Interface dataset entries
+ + + +
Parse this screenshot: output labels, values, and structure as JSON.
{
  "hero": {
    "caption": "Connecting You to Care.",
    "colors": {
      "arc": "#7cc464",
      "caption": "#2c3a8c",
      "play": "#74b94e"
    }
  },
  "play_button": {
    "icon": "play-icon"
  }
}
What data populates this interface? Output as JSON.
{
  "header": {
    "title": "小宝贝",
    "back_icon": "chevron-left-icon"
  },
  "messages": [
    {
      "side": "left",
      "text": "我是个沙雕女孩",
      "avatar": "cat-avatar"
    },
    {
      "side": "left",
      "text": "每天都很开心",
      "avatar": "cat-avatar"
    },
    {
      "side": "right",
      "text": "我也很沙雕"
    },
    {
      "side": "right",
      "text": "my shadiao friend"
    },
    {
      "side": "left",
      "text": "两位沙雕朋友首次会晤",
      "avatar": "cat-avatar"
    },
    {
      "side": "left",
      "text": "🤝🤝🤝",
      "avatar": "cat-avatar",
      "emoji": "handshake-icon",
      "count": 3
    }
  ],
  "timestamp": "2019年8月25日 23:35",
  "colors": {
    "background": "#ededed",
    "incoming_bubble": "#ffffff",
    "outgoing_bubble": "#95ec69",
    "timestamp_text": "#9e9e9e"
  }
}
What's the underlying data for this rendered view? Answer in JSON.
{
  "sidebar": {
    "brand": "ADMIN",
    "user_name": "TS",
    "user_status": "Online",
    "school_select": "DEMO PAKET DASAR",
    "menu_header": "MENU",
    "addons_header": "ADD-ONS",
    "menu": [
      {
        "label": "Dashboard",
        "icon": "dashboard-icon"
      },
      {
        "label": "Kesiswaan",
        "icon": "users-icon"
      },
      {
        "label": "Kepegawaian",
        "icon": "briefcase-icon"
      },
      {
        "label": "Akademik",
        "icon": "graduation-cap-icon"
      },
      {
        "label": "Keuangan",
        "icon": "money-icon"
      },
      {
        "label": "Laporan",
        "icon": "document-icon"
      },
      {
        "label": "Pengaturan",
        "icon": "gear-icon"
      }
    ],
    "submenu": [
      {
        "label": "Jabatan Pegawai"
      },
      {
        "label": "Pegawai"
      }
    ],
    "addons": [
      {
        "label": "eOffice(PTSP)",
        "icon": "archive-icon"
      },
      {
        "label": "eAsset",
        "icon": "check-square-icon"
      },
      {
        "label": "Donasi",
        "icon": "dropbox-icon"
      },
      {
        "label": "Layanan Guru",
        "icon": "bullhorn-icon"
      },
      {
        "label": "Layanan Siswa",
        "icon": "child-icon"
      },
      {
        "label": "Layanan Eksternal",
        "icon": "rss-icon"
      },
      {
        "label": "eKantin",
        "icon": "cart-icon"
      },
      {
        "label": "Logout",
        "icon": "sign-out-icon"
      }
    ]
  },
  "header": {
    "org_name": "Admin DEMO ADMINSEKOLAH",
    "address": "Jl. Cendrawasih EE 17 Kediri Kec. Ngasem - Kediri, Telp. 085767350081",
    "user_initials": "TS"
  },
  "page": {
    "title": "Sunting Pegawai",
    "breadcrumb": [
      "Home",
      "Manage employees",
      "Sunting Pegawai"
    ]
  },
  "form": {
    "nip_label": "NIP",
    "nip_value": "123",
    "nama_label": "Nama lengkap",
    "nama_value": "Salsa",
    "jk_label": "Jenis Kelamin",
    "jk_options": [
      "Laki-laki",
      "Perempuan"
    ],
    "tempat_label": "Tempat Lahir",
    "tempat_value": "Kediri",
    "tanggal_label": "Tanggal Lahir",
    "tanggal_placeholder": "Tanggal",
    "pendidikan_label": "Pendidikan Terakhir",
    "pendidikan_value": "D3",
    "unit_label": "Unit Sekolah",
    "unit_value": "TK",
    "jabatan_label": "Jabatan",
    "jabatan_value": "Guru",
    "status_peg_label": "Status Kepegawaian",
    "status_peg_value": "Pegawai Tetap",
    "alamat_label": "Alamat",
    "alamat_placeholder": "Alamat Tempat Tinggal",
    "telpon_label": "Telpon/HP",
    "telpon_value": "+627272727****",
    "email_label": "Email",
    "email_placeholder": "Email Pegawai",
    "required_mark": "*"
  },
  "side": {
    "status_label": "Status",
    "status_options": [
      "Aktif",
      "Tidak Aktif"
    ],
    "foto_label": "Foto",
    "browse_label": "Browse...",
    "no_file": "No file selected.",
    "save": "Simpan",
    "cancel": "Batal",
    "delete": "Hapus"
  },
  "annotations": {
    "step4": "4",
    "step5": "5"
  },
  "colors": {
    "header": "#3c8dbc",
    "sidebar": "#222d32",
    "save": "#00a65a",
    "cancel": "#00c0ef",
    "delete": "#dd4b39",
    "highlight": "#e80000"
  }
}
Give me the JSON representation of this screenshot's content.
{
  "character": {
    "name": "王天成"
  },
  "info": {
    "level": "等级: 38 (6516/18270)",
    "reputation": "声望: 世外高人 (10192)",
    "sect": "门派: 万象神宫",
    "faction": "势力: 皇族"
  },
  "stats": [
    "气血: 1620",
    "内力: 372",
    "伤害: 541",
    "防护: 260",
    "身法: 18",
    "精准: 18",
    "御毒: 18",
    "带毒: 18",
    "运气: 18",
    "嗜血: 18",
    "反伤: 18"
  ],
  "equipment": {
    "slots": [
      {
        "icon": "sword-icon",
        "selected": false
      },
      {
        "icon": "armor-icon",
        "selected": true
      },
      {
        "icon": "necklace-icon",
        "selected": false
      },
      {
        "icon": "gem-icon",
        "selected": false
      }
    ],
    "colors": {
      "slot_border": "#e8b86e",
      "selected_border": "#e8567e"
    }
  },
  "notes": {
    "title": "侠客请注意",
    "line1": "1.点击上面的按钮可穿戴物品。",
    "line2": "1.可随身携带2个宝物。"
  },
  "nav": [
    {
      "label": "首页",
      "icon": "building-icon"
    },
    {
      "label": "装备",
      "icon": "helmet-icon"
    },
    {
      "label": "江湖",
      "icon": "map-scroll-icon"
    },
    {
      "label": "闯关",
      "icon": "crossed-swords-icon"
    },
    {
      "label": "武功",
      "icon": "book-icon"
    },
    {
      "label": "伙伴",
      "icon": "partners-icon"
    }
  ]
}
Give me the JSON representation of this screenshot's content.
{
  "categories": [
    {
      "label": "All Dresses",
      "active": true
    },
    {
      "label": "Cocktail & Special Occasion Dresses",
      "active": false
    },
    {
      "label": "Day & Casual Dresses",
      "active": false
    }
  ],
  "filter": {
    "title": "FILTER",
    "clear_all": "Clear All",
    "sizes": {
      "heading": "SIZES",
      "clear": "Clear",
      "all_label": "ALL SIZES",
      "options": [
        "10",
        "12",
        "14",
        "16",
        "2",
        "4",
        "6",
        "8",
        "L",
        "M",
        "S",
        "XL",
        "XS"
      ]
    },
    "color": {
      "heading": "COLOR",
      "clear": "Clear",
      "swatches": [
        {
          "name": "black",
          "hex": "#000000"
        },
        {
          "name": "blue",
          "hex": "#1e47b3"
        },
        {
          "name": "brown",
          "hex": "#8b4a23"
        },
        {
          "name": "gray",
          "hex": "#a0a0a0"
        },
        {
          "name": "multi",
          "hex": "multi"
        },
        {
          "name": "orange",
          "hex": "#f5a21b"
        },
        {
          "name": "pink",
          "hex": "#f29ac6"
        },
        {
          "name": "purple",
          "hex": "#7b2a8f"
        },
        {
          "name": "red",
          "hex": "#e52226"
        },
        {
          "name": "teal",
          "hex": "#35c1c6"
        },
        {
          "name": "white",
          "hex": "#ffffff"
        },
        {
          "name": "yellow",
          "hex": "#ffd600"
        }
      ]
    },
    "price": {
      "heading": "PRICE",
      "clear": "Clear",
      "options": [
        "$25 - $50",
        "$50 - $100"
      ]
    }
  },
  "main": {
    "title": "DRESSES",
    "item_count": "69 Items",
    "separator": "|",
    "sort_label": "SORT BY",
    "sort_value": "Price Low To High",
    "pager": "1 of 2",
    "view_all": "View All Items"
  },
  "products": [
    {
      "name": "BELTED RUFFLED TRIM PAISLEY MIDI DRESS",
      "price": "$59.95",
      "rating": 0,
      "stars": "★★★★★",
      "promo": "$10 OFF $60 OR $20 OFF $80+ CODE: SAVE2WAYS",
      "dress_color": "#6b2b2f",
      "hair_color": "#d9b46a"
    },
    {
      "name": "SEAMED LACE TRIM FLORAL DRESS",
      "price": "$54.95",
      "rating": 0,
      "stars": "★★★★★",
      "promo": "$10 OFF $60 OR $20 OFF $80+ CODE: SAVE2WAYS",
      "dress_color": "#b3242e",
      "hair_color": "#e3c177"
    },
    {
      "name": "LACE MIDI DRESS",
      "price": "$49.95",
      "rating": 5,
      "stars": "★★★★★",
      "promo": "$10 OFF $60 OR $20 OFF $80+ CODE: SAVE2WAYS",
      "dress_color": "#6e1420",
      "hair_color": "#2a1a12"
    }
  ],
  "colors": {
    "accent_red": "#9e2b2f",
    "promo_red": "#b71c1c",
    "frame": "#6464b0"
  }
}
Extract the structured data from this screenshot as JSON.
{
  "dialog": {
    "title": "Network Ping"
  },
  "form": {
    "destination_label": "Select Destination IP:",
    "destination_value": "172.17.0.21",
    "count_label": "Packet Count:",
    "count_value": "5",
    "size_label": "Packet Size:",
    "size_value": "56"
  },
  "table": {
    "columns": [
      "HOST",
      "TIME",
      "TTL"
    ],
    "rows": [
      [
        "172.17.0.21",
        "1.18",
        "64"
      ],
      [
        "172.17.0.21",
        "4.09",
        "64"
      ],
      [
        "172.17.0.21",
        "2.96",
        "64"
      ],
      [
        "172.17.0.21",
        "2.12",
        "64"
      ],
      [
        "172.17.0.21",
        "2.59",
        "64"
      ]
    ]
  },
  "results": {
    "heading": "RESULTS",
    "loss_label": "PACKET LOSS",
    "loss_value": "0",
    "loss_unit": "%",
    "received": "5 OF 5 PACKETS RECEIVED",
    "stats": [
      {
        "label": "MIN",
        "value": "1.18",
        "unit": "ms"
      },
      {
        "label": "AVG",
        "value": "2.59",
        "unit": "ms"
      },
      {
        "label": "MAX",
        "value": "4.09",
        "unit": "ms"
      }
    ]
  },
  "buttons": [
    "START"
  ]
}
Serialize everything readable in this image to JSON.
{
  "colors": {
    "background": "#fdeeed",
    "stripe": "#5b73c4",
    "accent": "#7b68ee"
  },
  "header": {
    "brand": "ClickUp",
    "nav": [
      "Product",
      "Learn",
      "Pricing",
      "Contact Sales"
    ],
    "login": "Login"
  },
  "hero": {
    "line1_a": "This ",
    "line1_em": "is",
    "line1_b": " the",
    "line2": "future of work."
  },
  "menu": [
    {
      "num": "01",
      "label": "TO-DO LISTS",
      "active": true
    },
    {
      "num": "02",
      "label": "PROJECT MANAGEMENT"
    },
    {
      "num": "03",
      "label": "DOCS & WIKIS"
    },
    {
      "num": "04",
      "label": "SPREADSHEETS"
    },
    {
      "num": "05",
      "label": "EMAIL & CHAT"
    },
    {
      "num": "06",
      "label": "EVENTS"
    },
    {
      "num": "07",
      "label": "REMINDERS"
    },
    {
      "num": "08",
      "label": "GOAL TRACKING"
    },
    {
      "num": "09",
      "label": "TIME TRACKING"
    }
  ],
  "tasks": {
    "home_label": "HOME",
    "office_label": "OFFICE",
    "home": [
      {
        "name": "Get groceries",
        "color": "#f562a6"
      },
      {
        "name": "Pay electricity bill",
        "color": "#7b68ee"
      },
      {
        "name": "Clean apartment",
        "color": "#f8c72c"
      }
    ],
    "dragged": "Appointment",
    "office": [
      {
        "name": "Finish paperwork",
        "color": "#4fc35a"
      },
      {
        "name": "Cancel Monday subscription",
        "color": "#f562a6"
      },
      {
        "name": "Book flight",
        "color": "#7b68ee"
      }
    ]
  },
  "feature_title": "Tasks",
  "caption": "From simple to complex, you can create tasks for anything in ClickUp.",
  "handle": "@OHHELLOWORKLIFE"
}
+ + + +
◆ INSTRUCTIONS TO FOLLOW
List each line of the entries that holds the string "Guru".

◆ SOLUTION TO THIS EXERCISE
        "label": "Layanan Guru",
    "jabatan_value": "Guru",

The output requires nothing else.